== YOUR TASK ==
Which lines of the material hold the word "name"? Copy each one.

== EXERCISE INPUTS ==

━━━━━━━━━━━━━━━━━━━━━━━━━━━━━━

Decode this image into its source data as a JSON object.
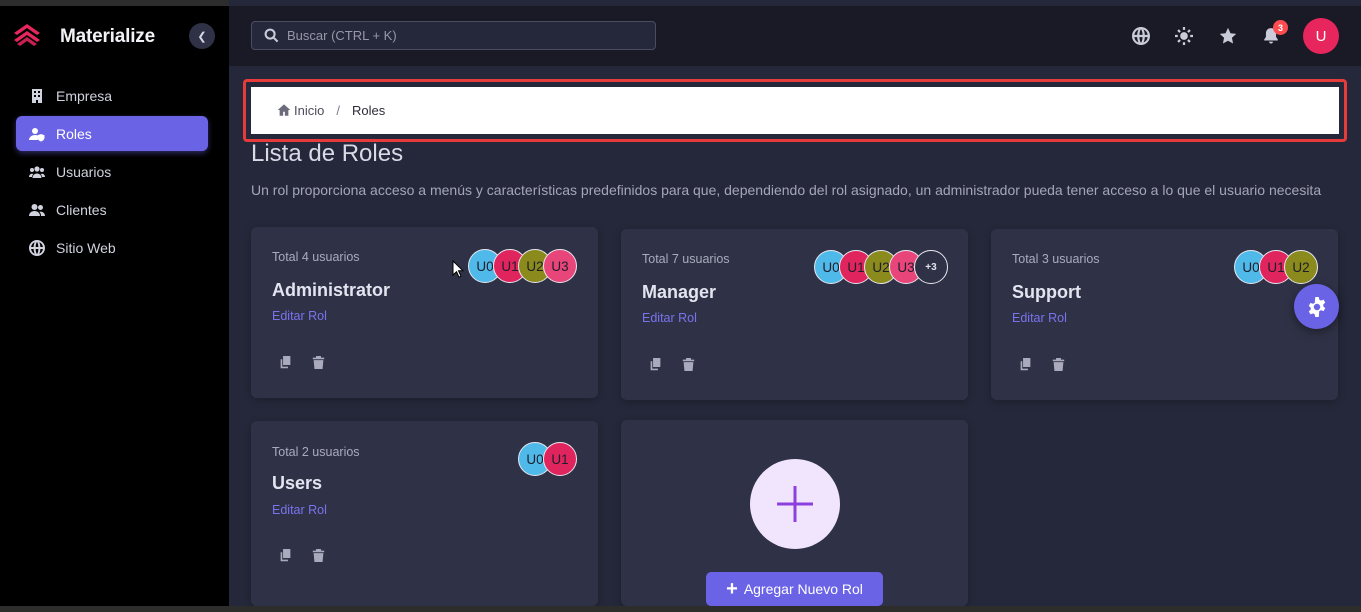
{
  "brand": {
    "name": "Materialize",
    "accent": "#e8265e"
  },
  "sidebar": {
    "items": [
      {
        "label": "Empresa",
        "icon": "building-icon",
        "active": false
      },
      {
        "label": "Roles",
        "icon": "user-shield-icon",
        "active": true
      },
      {
        "label": "Usuarios",
        "icon": "users-icon",
        "active": false
      },
      {
        "label": "Clientes",
        "icon": "user-group-icon",
        "active": false
      },
      {
        "label": "Sitio Web",
        "icon": "globe-icon",
        "active": false
      }
    ]
  },
  "topbar": {
    "search_placeholder": "Buscar (CTRL + K)",
    "notification_count": "3",
    "user_initial": "U"
  },
  "breadcrumb": {
    "home": "Inicio",
    "separator": "/",
    "current": "Roles"
  },
  "page": {
    "title": "Lista de Roles",
    "description": "Un rol proporciona acceso a menús y características predefinidos para que, dependiendo del rol asignado, un administrador pueda tener acceso a lo que el usuario necesita"
  },
  "roles": [
    {
      "total": "Total 4 usuarios",
      "name": "Administrator",
      "edit": "Editar Rol",
      "avatars": [
        "U0",
        "U1",
        "U2",
        "U3"
      ],
      "more": ""
    },
    {
      "total": "Total 7 usuarios",
      "name": "Manager",
      "edit": "Editar Rol",
      "avatars": [
        "U0",
        "U1",
        "U2",
        "U3"
      ],
      "more": "+3"
    },
    {
      "total": "Total 3 usuarios",
      "name": "Support",
      "edit": "Editar Rol",
      "avatars": [
        "U0",
        "U1",
        "U2"
      ],
      "more": ""
    },
    {
      "total": "Total 2 usuarios",
      "name": "Users",
      "edit": "Editar Rol",
      "avatars": [
        "U0",
        "U1"
      ],
      "more": ""
    }
  ],
  "avatar_colors": [
    "#4fb9ea",
    "#e0245e",
    "#8b8a1c",
    "#e8457a"
  ],
  "add_role": {
    "label": "Agregar Nuevo Rol"
  },
  "colors": {
    "primary": "#6b63e6",
    "background": "#25283a",
    "card": "#2f3246",
    "highlight_border": "#e63b3b"
  }
}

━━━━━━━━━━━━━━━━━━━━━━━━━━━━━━

== RESULT OF THIS EXERCISE ==
    "name": "Materialize",
      "name": "Administrator",
      "name": "Manager",
      "name": "Support",
      "name": "Users",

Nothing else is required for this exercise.